A new management rule known as “Brand Violations Points” introduced by Xiaohongshu (the biggest lifestyle-sharing platform in China) came into effect on 20 April. Under the points-based system, each brand account is given 10 points to start. Those who are later found to have published “unauthorised commercial promotion” will face deductions of 2 points for each offence, with an accumulated penalty for consecutive violations.
These point deductions will result in punishments ranging from a warning to account suspension for up to 28 days, affecting the search appearance of the concerned accounts, as well as public and recommendation traffic to the brands’ content, as per Xiaohongshu’s community guidelines.

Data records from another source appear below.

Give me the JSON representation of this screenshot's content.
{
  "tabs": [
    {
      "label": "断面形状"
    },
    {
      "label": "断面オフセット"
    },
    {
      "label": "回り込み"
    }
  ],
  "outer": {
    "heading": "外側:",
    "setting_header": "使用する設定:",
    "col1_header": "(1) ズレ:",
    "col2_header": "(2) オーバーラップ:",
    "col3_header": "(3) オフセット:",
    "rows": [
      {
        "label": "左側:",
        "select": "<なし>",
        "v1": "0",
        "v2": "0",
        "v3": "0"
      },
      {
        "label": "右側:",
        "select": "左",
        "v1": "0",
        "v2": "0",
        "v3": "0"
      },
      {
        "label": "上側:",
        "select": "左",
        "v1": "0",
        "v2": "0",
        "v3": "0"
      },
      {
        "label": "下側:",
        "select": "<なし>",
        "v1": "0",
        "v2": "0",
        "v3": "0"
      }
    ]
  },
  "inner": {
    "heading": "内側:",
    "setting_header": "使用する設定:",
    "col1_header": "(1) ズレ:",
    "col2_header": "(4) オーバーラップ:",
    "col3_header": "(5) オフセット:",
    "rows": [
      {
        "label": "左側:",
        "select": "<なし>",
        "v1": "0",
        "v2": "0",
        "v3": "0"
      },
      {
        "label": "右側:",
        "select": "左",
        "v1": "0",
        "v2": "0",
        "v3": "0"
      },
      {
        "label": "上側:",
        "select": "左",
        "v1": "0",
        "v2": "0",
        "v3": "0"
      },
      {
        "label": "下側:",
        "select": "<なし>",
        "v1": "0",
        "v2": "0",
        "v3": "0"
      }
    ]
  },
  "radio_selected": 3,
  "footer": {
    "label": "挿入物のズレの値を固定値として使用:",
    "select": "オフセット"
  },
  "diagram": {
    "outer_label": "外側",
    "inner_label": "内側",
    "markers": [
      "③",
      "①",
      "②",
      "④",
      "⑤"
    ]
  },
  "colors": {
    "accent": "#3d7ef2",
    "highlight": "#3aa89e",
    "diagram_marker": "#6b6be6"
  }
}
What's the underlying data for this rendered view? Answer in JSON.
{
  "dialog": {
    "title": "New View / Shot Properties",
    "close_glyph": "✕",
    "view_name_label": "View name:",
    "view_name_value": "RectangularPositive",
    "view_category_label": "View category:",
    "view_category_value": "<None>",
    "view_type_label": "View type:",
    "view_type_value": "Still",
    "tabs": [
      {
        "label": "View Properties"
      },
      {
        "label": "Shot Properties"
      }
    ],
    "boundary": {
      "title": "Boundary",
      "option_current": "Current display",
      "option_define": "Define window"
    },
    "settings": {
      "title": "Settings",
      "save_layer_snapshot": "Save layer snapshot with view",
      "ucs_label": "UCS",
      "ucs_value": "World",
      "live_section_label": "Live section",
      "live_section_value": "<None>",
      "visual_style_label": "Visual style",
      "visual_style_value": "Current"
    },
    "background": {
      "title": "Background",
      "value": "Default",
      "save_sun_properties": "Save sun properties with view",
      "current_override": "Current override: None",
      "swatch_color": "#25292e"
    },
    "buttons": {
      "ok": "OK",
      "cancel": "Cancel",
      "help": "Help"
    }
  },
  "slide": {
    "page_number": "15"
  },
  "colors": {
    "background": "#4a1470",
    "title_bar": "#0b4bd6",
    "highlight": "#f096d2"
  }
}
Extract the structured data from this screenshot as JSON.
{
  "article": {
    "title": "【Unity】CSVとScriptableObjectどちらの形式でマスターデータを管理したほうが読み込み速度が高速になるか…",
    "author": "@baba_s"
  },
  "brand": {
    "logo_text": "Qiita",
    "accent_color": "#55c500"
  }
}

Moreover, the platform has reiterated its requirement of submitting ‘to-be-promoted’ content for review before publication. As a result, more commercial notes have been barred from going public, according to an e-commerce advertiser who has been a frequent marketer on Xiaohongshu, “Also, we see [reviewed] content be altered too, with the brand name being excluded and the mechanism shifting to a ‘comment-led’ format,” he added.
In addition, only products with legitimate third-party quality reports will be allowed to be promoted on the platform, especially those falling into the categories of baby care, skincare, and cosmetics, for which Xiaohongshu is regarded as a breeding ground. Such toughened regulations, therefore, naturally challenge the ability of relevant marketers to leverage one of the most popular hubs for China’s savvy young consumers.
While some are concerned that the content review procedure will make overall marketing efforts less effective, an insider of the e-commerce industry argued that such practice will have little impact on the delivery and outcome of online promotion and believes that brands can benefit from an approved post thanks to the authenticity that the platform’s green light gives. Although it is agreed that the drawback of the review process is an increased marketing cost.
In fact, Xiaohongshu has been doubling down its efforts in cracking down on illegal marketing behaviours in the hope to restore its reputation following several false marketing scandals, which saw Xiaohongshu in the hot seat after illegal aesthetic medical services and unregulated medicines were found to be promoted on the platform. In the wake of these woes, Xiaohongshu launched a special task force last December, which saw 81 brands closed for illegal marketing, including Dove under Unilever and Neutrogena of Johnson & Johnson.